When contacting the IRS, take note of the name and employee identification number of the representative who assists you. This can be useful for any future reference or inquiries about your account.
Step 3: Gather Documents and Submit Requested Forms
Step 3 of resolving a Code 570 situation involves gathering all necessary documents related to your tax return and submitting any requested forms to the IRS. This step is crucial in resolving the issue and getting your refund processed as quickly as possible.
The first thing you’ll need to do is gather all relevant documents related to your tax return. This may include your tax return itself, as well as any backup documentation supporting your claim. Be sure to organize these documents neatly so that they can be easily accessed when needed.
Next, you may be required to complete and submit additional forms or paperwork that the IRS requests. This could include a request for more information about your income, deductions, or other relevant details. It’s important to take the time to carefully review these forms and provide accurate information in order to avoid any further delays in processing your refund.
Once you have gathered all necessary documents and completed any required forms, it’s time to submit them to the IRS. Be sure to follow any specific instructions provided by the IRS, such as sending the forms by certified mail or using a specific mailing address. Remember to keep copies of all forms and documents for your own records.
In some cases, the IRS may request additional documents or information in order to fully resolve the Code 570 situation. If this happens, it’s important to respond promptly and provide all information requested in a timely manner.
Step 4: Wait for Resolution from the IRS

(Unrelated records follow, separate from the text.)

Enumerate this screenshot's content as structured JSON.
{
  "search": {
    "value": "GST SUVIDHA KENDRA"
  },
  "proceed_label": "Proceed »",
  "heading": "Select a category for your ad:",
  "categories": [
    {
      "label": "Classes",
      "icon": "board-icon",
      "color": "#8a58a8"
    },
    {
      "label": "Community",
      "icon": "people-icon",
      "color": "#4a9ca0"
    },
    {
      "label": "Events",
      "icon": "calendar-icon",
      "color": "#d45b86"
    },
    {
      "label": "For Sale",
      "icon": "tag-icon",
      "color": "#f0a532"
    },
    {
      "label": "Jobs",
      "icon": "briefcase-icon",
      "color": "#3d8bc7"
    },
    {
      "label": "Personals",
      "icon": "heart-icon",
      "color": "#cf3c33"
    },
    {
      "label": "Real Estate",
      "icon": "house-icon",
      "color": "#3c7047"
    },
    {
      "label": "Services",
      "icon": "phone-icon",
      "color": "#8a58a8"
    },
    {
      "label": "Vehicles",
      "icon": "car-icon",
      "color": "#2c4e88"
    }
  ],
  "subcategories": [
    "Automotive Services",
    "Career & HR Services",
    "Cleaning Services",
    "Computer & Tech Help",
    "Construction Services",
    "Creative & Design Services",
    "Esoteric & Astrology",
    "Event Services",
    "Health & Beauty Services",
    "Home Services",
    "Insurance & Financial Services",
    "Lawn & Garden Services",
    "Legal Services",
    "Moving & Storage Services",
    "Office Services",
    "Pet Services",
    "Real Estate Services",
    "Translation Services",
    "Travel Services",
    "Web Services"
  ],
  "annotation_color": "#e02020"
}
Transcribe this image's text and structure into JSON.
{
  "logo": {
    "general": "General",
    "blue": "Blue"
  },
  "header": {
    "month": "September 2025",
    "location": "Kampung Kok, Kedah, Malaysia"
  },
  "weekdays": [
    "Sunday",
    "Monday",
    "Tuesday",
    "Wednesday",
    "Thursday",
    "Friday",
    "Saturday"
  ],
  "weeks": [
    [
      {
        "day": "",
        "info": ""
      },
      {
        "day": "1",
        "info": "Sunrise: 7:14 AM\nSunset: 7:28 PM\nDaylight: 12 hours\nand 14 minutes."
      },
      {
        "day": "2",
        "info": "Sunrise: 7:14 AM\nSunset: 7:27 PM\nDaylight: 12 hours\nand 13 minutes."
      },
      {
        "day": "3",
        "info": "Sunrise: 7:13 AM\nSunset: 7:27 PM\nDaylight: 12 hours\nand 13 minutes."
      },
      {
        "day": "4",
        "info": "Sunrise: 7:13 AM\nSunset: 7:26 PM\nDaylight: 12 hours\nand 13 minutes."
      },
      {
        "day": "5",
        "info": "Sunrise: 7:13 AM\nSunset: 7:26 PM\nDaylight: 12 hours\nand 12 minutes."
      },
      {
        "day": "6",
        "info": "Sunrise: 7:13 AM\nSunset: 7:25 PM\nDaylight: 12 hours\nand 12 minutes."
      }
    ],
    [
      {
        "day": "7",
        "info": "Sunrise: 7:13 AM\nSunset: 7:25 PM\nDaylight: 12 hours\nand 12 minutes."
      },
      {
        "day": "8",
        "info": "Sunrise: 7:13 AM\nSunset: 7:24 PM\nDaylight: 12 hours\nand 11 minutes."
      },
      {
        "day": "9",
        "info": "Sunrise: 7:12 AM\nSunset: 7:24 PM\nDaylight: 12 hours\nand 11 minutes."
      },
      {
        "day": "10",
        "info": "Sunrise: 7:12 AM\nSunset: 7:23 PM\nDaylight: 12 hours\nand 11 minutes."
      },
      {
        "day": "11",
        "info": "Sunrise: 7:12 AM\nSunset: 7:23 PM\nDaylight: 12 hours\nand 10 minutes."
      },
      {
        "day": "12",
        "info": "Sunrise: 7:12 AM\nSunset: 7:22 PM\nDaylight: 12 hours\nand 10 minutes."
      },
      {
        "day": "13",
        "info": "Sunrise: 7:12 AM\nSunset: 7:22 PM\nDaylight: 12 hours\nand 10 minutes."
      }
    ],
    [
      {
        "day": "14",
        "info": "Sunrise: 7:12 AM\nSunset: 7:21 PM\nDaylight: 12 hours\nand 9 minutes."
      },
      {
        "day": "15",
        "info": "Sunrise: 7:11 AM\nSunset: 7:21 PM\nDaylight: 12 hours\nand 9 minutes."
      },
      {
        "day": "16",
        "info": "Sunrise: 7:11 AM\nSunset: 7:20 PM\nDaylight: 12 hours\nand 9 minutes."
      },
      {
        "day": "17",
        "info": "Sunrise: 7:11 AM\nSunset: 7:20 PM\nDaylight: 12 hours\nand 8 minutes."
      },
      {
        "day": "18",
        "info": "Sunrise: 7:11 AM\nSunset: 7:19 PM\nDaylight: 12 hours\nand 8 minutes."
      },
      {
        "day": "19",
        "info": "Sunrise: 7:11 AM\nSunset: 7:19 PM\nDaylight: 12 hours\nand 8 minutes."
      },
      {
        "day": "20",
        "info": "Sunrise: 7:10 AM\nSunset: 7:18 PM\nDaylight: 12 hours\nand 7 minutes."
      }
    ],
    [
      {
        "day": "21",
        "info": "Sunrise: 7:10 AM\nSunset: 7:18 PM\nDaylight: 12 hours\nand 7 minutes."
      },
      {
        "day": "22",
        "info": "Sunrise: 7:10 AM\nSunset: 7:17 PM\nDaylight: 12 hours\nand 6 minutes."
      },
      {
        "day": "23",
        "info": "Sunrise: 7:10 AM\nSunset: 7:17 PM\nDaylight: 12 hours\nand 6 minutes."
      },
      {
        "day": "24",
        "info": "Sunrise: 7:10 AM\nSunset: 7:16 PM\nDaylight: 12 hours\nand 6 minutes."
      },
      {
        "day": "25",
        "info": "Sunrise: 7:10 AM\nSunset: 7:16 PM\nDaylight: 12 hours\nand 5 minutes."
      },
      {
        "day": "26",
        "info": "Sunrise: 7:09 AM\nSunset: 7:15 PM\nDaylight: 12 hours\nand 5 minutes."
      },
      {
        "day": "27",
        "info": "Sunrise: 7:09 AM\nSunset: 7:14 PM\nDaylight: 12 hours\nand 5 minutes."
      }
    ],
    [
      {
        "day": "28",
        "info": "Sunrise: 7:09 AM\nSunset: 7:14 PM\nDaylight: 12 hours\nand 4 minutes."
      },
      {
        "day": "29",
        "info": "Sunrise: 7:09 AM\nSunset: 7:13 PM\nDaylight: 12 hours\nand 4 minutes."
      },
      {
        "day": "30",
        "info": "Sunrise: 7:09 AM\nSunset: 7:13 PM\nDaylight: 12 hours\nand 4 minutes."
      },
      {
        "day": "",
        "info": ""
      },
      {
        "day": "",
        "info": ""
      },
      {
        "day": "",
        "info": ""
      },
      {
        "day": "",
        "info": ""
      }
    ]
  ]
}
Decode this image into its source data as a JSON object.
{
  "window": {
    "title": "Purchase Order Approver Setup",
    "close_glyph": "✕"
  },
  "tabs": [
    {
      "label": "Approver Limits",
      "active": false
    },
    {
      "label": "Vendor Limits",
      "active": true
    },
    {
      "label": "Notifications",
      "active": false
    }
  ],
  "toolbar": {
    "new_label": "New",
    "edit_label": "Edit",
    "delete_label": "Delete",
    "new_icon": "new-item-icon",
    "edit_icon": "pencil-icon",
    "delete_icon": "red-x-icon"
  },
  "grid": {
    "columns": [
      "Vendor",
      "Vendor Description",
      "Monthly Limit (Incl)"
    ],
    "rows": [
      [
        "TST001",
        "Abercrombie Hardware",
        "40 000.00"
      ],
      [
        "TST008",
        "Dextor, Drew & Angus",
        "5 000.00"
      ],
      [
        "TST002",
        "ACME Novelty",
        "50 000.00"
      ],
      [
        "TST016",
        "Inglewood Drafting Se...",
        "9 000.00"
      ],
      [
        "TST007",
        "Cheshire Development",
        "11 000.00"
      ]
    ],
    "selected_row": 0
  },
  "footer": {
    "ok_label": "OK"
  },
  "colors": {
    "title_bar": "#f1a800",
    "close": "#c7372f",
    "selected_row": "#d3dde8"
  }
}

Once you have completed all the necessary steps to resolve a Code 570 situation, including identifying the cause of the error, contacting the IRS for additional information, and submitting requested forms, it is time to wait for resolution from the IRS. During this step, it is important to be patient and allow the IRS enough time to review your case and make a determination.
The length of time it takes for the IRS to resolve your Code 570 situation can vary depending on the complexity of your case. During this period, it is essential to keep an eye on your tax transcript for any updates or changes. This will provide insight into the progress of your case and the potential resolution timeline.
It is also worth noting that the IRS may issue additional transaction codes, such as codes 571, 572, or 971, to inform you of the status of your review. Each code provides a specific update regarding your case, such as whether your refund has been released, the need for additional documentation, or the status of any additional reviews.